***** SUPPLIED DATA *****

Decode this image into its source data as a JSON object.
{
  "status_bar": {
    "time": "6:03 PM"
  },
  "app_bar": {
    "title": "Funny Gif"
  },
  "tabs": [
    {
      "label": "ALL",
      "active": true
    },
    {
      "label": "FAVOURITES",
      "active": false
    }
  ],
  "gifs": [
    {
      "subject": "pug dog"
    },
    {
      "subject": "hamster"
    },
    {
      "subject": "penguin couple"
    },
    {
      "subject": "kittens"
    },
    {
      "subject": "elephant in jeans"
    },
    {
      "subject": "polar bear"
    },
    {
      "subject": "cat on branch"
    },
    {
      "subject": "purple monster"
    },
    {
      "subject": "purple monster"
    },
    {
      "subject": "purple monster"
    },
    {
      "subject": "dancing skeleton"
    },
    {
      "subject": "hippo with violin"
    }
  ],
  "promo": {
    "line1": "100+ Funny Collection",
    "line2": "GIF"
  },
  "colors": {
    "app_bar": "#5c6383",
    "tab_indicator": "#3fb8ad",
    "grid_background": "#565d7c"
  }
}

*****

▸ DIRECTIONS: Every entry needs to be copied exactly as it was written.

▸ EXERCISE SOLUTION:
Decode this image into its source data as a JSON object.
{
  "status_bar": {
    "time": "6:03 PM"
  },
  "app_bar": {
    "title": "Funny Gif"
  },
  "tabs": [
    {
      "label": "ALL",
      "active": true
    },
    {
      "label": "FAVOURITES",
      "active": false
    }
  ],
  "gifs": [
    {
      "subject": "pug dog"
    },
    {
      "subject": "hamster"
    },
    {
      "subject": "penguin couple"
    },
    {
      "subject": "kittens"
    },
    {
      "subject": "elephant in jeans"
    },
    {
      "subject": "polar bear"
    },
    {
      "subject": "cat on branch"
    },
    {
      "subject": "purple monster"
    },
    {
      "subject": "purple monster"
    },
    {
      "subject": "purple monster"
    },
    {
      "subject": "dancing skeleton"
    },
    {
      "subject": "hippo with violin"
    }
  ],
  "promo": {
    "line1": "100+ Funny Collection",
    "line2": "GIF"
  },
  "colors": {
    "app_bar": "#5c6383",
    "tab_indicator": "#3fb8ad",
    "grid_background": "#565d7c"
  }
}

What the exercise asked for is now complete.